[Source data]
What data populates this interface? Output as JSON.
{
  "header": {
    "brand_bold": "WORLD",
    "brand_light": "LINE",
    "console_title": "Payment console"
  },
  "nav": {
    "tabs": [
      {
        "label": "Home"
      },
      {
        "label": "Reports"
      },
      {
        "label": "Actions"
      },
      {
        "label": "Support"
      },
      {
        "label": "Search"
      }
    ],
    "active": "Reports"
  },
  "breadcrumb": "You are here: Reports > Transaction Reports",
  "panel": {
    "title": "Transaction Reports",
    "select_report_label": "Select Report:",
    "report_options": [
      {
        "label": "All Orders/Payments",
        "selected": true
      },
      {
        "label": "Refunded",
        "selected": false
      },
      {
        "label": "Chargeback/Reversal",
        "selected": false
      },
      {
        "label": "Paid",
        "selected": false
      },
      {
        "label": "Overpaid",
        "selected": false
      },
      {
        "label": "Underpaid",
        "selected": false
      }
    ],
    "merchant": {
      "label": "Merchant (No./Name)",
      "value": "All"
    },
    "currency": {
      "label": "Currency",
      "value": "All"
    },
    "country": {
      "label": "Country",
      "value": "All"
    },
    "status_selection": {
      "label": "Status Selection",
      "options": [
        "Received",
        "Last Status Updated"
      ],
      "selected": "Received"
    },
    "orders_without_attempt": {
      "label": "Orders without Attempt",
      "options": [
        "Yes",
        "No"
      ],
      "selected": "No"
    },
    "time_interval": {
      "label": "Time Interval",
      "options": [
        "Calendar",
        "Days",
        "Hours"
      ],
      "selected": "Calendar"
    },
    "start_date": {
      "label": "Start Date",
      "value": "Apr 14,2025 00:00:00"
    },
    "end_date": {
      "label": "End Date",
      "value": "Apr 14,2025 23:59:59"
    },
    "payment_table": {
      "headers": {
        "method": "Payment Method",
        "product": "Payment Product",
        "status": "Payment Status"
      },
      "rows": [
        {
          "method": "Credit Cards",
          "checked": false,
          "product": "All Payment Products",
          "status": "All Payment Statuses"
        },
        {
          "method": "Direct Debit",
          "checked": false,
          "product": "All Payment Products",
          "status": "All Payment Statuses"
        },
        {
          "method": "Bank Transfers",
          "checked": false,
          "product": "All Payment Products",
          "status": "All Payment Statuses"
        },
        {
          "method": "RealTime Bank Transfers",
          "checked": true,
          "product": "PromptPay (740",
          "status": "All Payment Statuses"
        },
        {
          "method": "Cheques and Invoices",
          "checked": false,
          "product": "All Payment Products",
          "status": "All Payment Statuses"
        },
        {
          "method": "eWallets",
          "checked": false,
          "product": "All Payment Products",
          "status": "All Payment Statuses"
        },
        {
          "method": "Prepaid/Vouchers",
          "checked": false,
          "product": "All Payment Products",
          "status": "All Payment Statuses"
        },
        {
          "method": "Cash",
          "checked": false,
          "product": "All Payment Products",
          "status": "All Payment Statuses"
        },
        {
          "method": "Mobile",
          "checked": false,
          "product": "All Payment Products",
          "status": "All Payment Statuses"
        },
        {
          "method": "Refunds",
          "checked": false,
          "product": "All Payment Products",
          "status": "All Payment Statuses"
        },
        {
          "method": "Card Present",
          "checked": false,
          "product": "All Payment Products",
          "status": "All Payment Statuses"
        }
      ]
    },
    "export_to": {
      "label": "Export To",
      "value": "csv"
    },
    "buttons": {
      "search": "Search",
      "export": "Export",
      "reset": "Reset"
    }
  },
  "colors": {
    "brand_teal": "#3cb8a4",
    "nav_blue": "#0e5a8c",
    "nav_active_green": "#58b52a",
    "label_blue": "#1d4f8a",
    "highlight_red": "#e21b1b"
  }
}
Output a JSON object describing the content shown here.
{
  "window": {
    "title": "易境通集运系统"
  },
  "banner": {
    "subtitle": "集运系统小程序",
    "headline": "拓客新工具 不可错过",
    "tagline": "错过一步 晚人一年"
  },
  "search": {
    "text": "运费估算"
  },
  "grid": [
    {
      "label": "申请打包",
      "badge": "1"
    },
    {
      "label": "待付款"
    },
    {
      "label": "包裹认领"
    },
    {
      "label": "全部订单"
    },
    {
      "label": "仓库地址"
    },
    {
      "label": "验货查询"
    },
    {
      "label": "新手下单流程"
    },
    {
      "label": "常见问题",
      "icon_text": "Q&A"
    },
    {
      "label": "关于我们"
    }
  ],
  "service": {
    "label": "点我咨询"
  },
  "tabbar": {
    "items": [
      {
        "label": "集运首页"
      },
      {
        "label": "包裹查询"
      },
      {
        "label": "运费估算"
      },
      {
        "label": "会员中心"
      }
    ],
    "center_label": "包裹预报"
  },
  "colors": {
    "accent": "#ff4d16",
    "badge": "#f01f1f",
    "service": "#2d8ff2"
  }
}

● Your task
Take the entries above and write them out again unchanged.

● Answer section
What data populates this interface? Output as JSON.
{
  "header": {
    "brand_bold": "WORLD",
    "brand_light": "LINE",
    "console_title": "Payment console"
  },
  "nav": {
    "tabs": [
      {
        "label": "Home"
      },
      {
        "label": "Reports"
      },
      {
        "label": "Actions"
      },
      {
        "label": "Support"
      },
      {
        "label": "Search"
      }
    ],
    "active": "Reports"
  },
  "breadcrumb": "You are here: Reports > Transaction Reports",
  "panel": {
    "title": "Transaction Reports",
    "select_report_label": "Select Report:",
    "report_options": [
      {
        "label": "All Orders/Payments",
        "selected": true
      },
      {
        "label": "Refunded",
        "selected": false
      },
      {
        "label": "Chargeback/Reversal",
        "selected": false
      },
      {
        "label": "Paid",
        "selected": false
      },
      {
        "label": "Overpaid",
        "selected": false
      },
      {
        "label": "Underpaid",
        "selected": false
      }
    ],
    "merchant": {
      "label": "Merchant (No./Name)",
      "value": "All"
    },
    "currency": {
      "label": "Currency",
      "value": "All"
    },
    "country": {
      "label": "Country",
      "value": "All"
    },
    "status_selection": {
      "label": "Status Selection",
      "options": [
        "Received",
        "Last Status Updated"
      ],
      "selected": "Received"
    },
    "orders_without_attempt": {
      "label": "Orders without Attempt",
      "options": [
        "Yes",
        "No"
      ],
      "selected": "No"
    },
    "time_interval": {
      "label": "Time Interval",
      "options": [
        "Calendar",
        "Days",
        "Hours"
      ],
      "selected": "Calendar"
    },
    "start_date": {
      "label": "Start Date",
      "value": "Apr 14,2025 00:00:00"
    },
    "end_date": {
      "label": "End Date",
      "value": "Apr 14,2025 23:59:59"
    },
    "payment_table": {
      "headers": {
        "method": "Payment Method",
        "product": "Payment Product",
        "status": "Payment Status"
      },
      "rows": [
        {
          "method": "Credit Cards",
          "checked": false,
          "product": "All Payment Products",
          "status": "All Payment Statuses"
        },
        {
          "method": "Direct Debit",
          "checked": false,
          "product": "All Payment Products",
          "status": "All Payment Statuses"
        },
        {
          "method": "Bank Transfers",
          "checked": false,
          "product": "All Payment Products",
          "status": "All Payment Statuses"
        },
        {
          "method": "RealTime Bank Transfers",
          "checked": true,
          "product": "PromptPay (740",
          "status": "All Payment Statuses"
        },
        {
          "method": "Cheques and Invoices",
          "checked": false,
          "product": "All Payment Products",
          "status": "All Payment Statuses"
        },
        {
          "method": "eWallets",
          "checked": false,
          "product": "All Payment Products",
          "status": "All Payment Statuses"
        },
        {
          "method": "Prepaid/Vouchers",
          "checked": false,
          "product": "All Payment Products",
          "status": "All Payment Statuses"
        },
        {
          "method": "Cash",
          "checked": false,
          "product": "All Payment Products",
          "status": "All Payment Statuses"
        },
        {
          "method": "Mobile",
          "checked": false,
          "product": "All Payment Products",
          "status": "All Payment Statuses"
        },
        {
          "method": "Refunds",
          "checked": false,
          "product": "All Payment Products",
          "status": "All Payment Statuses"
        },
        {
          "method": "Card Present",
          "checked": false,
          "product": "All Payment Products",
          "status": "All Payment Statuses"
        }
      ]
    },
    "export_to": {
      "label": "Export To",
      "value": "csv"
    },
    "buttons": {
      "search": "Search",
      "export": "Export",
      "reset": "Reset"
    }
  },
  "colors": {
    "brand_teal": "#3cb8a4",
    "nav_blue": "#0e5a8c",
    "nav_active_green": "#58b52a",
    "label_blue": "#1d4f8a",
    "highlight_red": "#e21b1b"
  }
}
Output a JSON object describing the content shown here.
{
  "window": {
    "title": "易境通集运系统"
  },
  "banner": {
    "subtitle": "集运系统小程序",
    "headline": "拓客新工具 不可错过",
    "tagline": "错过一步 晚人一年"
  },
  "search": {
    "text": "运费估算"
  },
  "grid": [
    {
      "label": "申请打包",
      "badge": "1"
    },
    {
      "label": "待付款"
    },
    {
      "label": "包裹认领"
    },
    {
      "label": "全部订单"
    },
    {
      "label": "仓库地址"
    },
    {
      "label": "验货查询"
    },
    {
      "label": "新手下单流程"
    },
    {
      "label": "常见问题",
      "icon_text": "Q&A"
    },
    {
      "label": "关于我们"
    }
  ],
  "service": {
    "label": "点我咨询"
  },
  "tabbar": {
    "items": [
      {
        "label": "集运首页"
      },
      {
        "label": "包裹查询"
      },
      {
        "label": "运费估算"
      },
      {
        "label": "会员中心"
      }
    ],
    "center_label": "包裹预报"
  },
  "colors": {
    "accent": "#ff4d16",
    "badge": "#f01f1f",
    "service": "#2d8ff2"
  }
}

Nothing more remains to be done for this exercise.